Dataset items
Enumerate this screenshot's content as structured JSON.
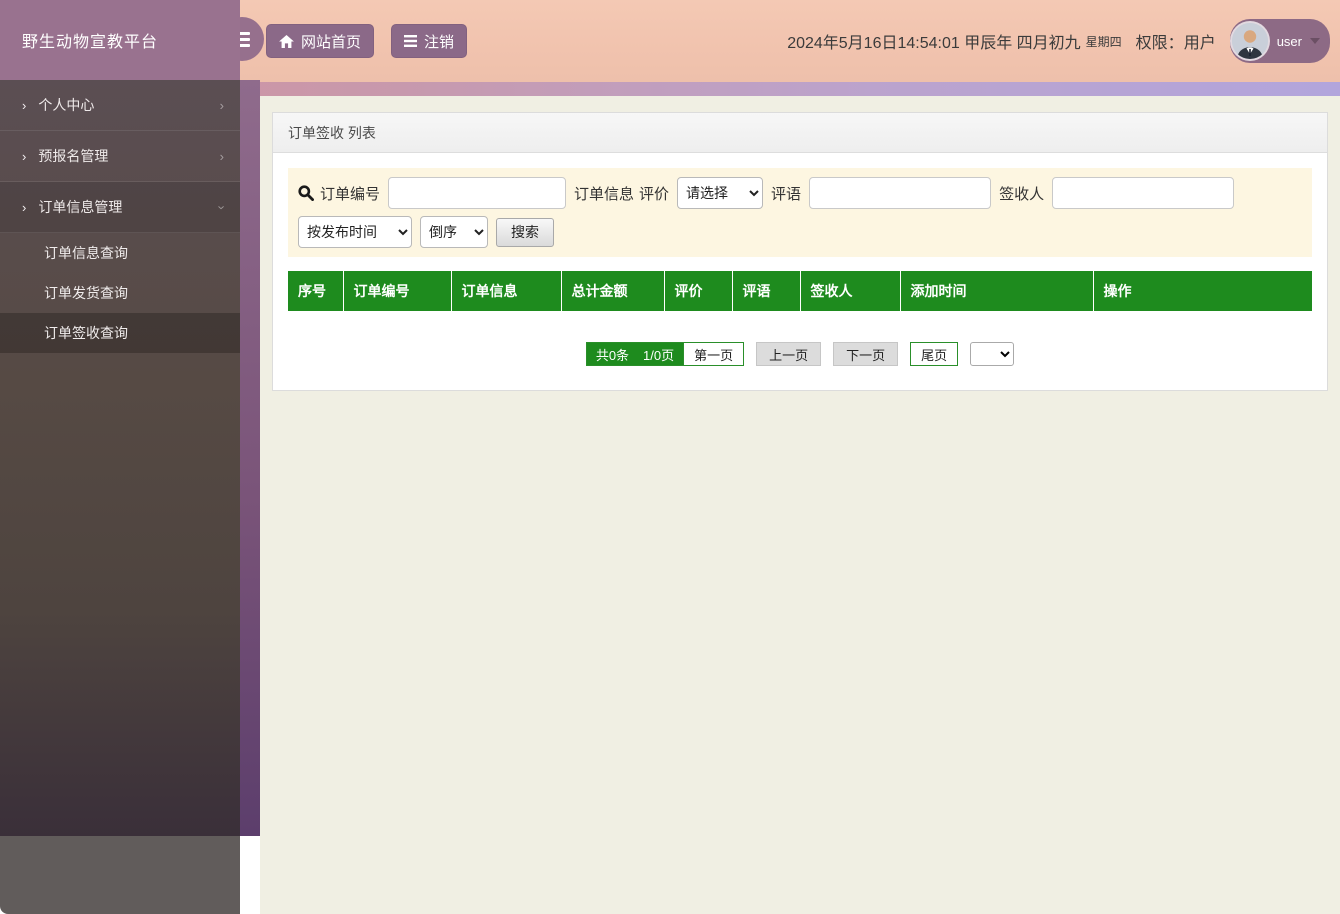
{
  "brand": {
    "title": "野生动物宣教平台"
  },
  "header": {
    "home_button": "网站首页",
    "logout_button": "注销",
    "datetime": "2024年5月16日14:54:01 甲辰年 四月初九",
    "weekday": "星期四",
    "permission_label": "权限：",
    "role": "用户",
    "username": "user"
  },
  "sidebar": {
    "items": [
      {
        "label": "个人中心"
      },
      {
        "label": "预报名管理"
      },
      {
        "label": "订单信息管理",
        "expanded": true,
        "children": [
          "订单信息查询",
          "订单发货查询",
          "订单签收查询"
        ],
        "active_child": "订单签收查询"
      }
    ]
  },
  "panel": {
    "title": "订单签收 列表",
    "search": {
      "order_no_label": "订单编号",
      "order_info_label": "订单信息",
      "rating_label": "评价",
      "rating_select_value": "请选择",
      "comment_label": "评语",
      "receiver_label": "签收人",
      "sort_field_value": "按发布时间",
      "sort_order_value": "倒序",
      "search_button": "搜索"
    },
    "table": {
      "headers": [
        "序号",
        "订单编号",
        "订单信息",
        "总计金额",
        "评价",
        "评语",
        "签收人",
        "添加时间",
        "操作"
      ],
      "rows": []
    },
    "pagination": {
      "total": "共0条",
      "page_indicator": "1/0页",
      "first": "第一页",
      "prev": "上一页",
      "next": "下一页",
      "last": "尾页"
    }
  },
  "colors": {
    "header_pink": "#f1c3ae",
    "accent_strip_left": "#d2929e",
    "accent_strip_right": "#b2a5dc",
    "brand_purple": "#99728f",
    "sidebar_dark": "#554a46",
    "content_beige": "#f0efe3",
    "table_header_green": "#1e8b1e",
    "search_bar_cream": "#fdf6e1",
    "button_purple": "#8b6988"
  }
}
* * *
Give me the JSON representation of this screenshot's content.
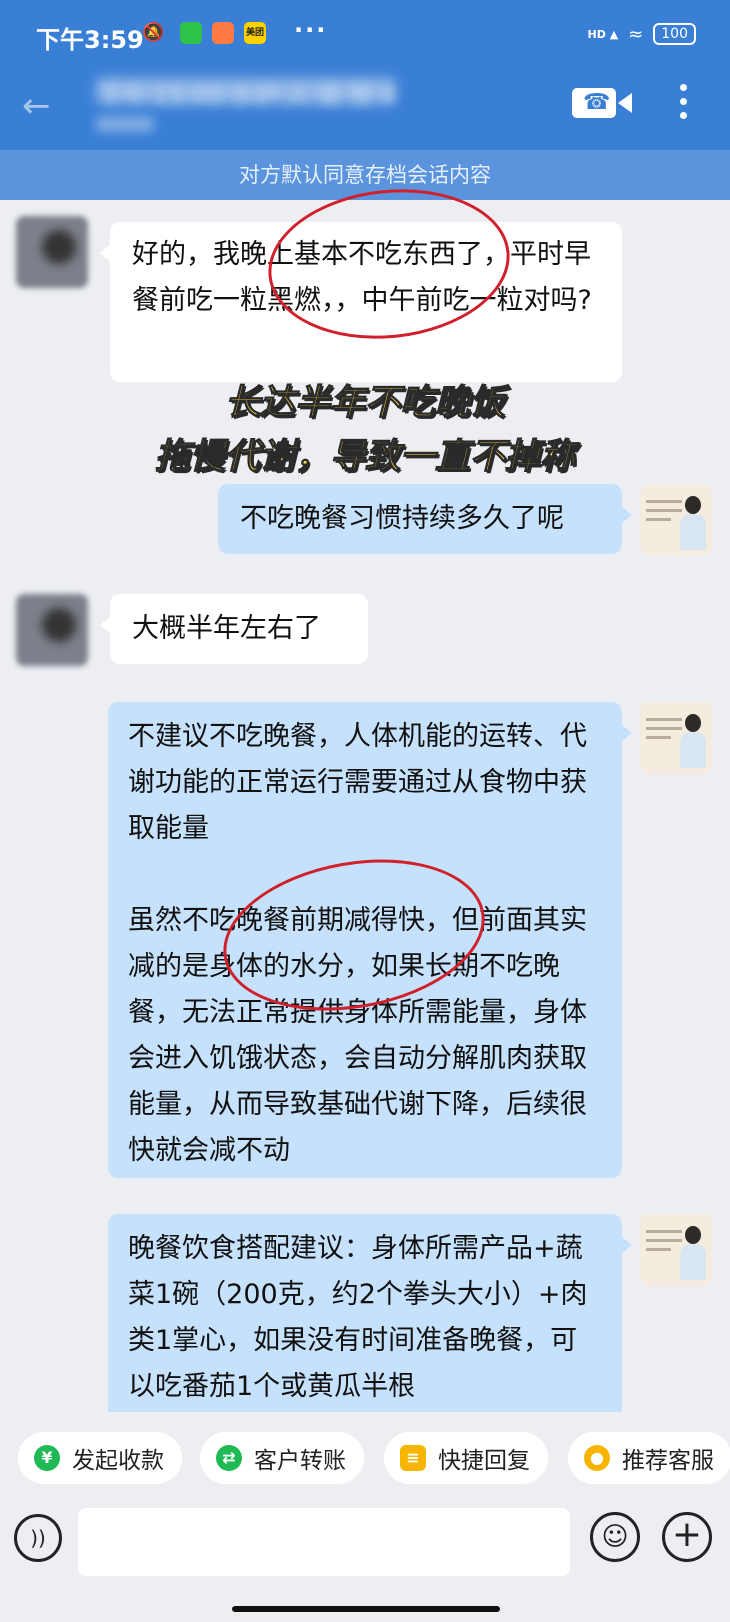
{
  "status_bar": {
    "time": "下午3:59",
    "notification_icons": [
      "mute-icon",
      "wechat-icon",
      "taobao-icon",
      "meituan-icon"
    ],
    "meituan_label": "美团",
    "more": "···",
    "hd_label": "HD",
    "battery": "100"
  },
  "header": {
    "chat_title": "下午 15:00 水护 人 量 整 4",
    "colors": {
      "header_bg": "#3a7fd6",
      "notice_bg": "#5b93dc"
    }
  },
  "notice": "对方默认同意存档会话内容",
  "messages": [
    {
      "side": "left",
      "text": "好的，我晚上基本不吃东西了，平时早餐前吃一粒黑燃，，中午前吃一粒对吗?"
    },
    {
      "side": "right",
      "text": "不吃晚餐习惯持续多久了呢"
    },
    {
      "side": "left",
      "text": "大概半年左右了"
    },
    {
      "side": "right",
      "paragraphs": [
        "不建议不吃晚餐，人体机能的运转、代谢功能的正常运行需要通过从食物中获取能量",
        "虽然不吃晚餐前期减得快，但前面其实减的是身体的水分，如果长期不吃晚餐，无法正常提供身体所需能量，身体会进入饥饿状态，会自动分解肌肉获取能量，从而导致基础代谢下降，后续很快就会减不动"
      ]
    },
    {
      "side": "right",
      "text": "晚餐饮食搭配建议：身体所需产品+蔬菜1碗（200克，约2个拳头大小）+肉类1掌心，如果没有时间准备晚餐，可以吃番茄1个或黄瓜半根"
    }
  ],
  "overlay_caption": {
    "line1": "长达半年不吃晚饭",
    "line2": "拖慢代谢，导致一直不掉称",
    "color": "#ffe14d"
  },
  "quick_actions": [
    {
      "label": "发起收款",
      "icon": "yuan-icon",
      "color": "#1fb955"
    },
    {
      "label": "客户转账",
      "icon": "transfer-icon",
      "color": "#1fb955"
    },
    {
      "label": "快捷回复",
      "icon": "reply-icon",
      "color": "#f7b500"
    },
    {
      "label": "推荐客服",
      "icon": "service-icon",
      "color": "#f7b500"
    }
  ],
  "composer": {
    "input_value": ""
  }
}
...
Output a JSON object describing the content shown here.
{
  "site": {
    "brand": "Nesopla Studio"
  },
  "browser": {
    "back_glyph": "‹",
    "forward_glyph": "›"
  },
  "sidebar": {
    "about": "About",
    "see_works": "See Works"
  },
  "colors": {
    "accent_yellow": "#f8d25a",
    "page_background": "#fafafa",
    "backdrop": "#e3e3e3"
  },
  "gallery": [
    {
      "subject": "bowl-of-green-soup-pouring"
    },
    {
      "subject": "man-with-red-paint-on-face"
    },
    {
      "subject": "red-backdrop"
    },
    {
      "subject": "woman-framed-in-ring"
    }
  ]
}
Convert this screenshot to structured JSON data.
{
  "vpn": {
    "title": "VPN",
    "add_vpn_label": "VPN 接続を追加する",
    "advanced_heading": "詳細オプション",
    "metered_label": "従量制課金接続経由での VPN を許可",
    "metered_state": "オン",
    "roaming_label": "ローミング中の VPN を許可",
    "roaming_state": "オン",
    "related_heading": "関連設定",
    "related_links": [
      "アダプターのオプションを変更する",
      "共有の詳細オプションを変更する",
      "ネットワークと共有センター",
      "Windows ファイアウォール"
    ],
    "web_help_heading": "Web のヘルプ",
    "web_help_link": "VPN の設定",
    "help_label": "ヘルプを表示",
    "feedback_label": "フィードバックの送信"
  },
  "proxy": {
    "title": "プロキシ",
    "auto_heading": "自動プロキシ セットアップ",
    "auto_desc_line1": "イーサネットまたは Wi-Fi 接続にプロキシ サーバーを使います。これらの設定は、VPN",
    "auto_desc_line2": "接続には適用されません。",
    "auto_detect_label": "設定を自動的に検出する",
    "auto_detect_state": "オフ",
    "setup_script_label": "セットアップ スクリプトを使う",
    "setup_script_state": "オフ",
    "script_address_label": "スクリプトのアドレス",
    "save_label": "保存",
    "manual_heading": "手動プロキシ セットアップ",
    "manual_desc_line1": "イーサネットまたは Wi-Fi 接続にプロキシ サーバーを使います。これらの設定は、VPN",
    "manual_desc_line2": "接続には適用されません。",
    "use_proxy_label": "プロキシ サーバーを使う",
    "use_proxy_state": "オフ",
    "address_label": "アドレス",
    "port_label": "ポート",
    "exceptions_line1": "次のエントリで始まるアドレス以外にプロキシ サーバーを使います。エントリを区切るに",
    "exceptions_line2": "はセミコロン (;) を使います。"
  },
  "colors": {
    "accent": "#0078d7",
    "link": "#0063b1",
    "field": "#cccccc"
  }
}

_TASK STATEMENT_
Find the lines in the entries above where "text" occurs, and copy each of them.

_REPLY_
      "text": "好的，我晚上基本不吃东西了，平时早餐前吃一粒黑燃，，中午前吃一粒对吗?"
      "text": "不吃晚餐习惯持续多久了呢"
      "text": "大概半年左右了"
      "text": "晚餐饮食搭配建议：身体所需产品+蔬菜1碗（200克，约2个拳头大小）+肉类1掌心，如果没有时间准备晚餐，可以吃番茄1个或黄瓜半根"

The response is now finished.